Long-term relugolix combo helps with heavy periods, anaemia in women with uterine fibroids
Treatment with relugolix combination for up to 52 weeks yields sustained reductions in heavy menstrual bleeding as well as subsequent increases in iron stores in women with uterine leiomyomas, as shown in a study.
At week 52, the women experienced a decrease of 89.9 percent in menstrual blood loss volume from baseline, with 70.6 percent of them achieving amenorrhea over the last 35 days of treatment. Moreover, 59.0 percent of the women with anaemia at baseline saw an increase of >2 g/dL in haemoglobin concentration. [Obstet Gynecol 2022;doi:10.1097/AOG.0000000000004988]
“Most of the reduction in menstrual blood loss volume was observed by week 4, and the full effect was observed by week 8 and sustained through week 52… These results indicate that treatment with relugolix combination therapy was associated with a rapid, clinically meaningful, and sustained improvement in bleeding for patients with heavy menstrual bleeding associated with uterine leiomyomas,” the investigators said.

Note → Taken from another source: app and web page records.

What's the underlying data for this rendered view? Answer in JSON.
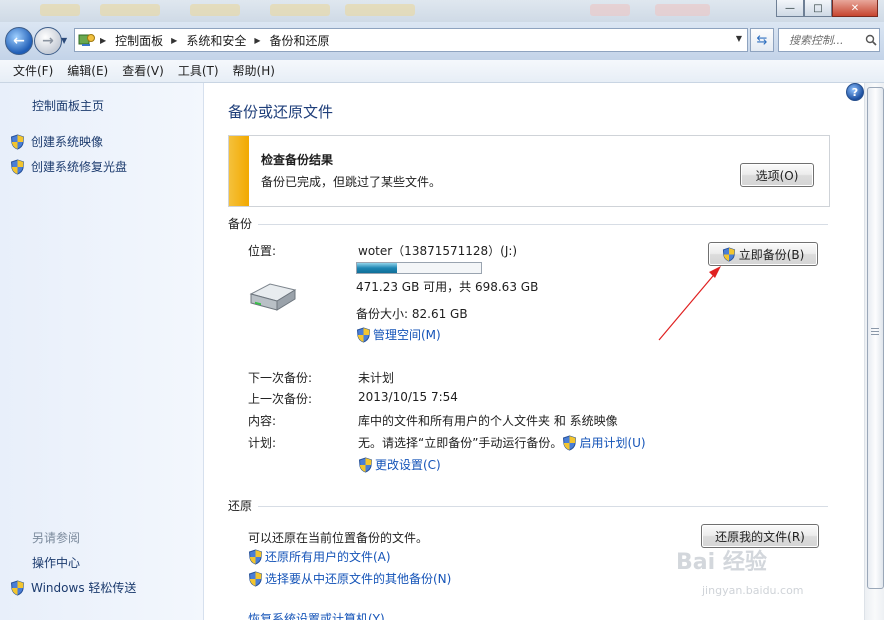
{
  "window": {
    "minimize_label": "—",
    "maximize_label": "□",
    "close_label": "✕"
  },
  "address": {
    "crumbs": [
      "控制面板",
      "系统和安全",
      "备份和还原"
    ],
    "search_placeholder": "搜索控制..."
  },
  "menu": [
    "文件(F)",
    "编辑(E)",
    "查看(V)",
    "工具(T)",
    "帮助(H)"
  ],
  "sidebar": {
    "home": "控制面板主页",
    "create_image": "创建系统映像",
    "create_repair_disc": "创建系统修复光盘",
    "see_also": "另请参阅",
    "action_center": "操作中心",
    "easy_transfer": "Windows 轻松传送"
  },
  "main": {
    "title": "备份或还原文件",
    "alert": {
      "title": "检查备份结果",
      "message": "备份已完成，但跳过了某些文件。",
      "options_button": "选项(O)"
    },
    "backup": {
      "section": "备份",
      "location_label": "位置:",
      "location_value": "woter（13871571128）(J:)",
      "usage_fraction": 0.325,
      "space": "471.23 GB 可用，共 698.63 GB",
      "size": "备份大小: 82.61 GB",
      "manage_space": "管理空间(M)",
      "backup_now_button": "立即备份(B)",
      "next_label": "下一次备份:",
      "next_value": "未计划",
      "last_label": "上一次备份:",
      "last_value": "2013/10/15 7:54",
      "contents_label": "内容:",
      "contents_value": "库中的文件和所有用户的个人文件夹 和 系统映像",
      "schedule_label": "计划:",
      "schedule_value": "无。请选择“立即备份”手动运行备份。",
      "enable_schedule": "启用计划(U)",
      "change_settings": "更改设置(C)"
    },
    "restore": {
      "section": "还原",
      "text": "可以还原在当前位置备份的文件。",
      "restore_button": "还原我的文件(R)",
      "restore_all_users": "还原所有用户的文件(A)",
      "select_other": "选择要从中还原文件的其他备份(N)",
      "recover_settings": "恢复系统设置或计算机(Y)"
    }
  },
  "watermark": {
    "logo_text": "Bai 经验",
    "url": "jingyan.baidu.com"
  },
  "colors": {
    "link": "#1554b8",
    "alert_accent": "#f2a900",
    "title": "#1e3e7a",
    "arrow": "#e02020"
  }
}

“Treatment effect was independent [of] race, body mass index, and baseline menstrual blood loss volume, as well as uterine and uterine leiomyoma volumes,” they added.
The analysis included 476 women with uterine leiomyoma–associated heavy menstrual bleeding who completed their 24-week treatment in either the LIBERTY 1 or LIBERTY 2 trial. They received once-daily relugolix combination therapy (40 mg relugolix, estradiol 1 mg, norethindrone acetate 0.5 mg) in a 28-week, open-label extension study. A total of 363 (76.1 percent) women completed 52 weeks of treatment.
Aside from the mentioned improvements, Bleeding and Pelvic Discomfort (BPD) scale score also decreased by 51.3 points, reflecting improvement in the distress related to the key uterine leiomyoma symptoms of heavy menstrual bleeding, passing of blood clots, and pelvic pressure and tightness.
“Another potentially less obvious aspect of the benefit of relugolix combination therapy involves the effect on uterine and uterine leiomyoma volumes (ie, as assessed by imaging),” according to the investigators.
“A modest but continued reduction in uterine and uterine leiomyoma volumes was observed in this study, which is consistent with the oestrogen-threshold hypothesis proposing that maintenance of the oestradiol concentration between 20 and 50 pg/mL (70 and 180 pmol/L) may stop the progression of leiomyoma growth while minimizing hypoestrogenic adverse effects,” they said. [Am J Obstet Gynecol 1992;166:740-745]
This modest reduction in uterine and uterine leiomyoma volumes may be a boon for patients who have bulk symptoms or in the subgroup of patients who plan subsequent surgery, as the investigators pointed out.
Long-term relugolix combination therapy was tolerated well, with no unexpected safety issues identified through 52 weeks. The most frequent adverse events were headache and hot flush, with a higher cumulative frequency in women who initially received relugolix monotherapy in the LIBERTY trials.
Moreover, bone mineral density (BMD) was preserved over the course of the 52-week treatment period in most women in the relugolix combination therapy group.
In comparison, another drug used for the treatment of uterine fibroids and heavy menstrual bleeding in women, elagolix has been shown to be effective when administered with add-back therapy. However, unlike the once-daily relugolix combination, elagolix requires twice-daily dosing due to its short half-life, which may be a challenge for long-term treatment adherence. [N Engl J Med 2020;382:328-340; Obstet Gynecol 2020;135:1313-1326]
“Although not direct head-to-head studies, the reported rate of vasomotor symptoms and BMD loss [with elagolix] at 1 year was higher than observed in the LIBERTY Extension Study. Therefore, a therapeutic agent that is well tolerated and provides effective long-term management of the symptoms associated with uterine leiomyomas may help address a significant medical need as well as help support patient demands and choice for uterus-preserving treatment,” the investigators said. [Obstet Gynecol 2021;137:e100-e115]
“Relugolix combination therapy may represent an option for longer-term treatment in women with heavy menstrual bleeding associated with uterine leiomyomas,” they added.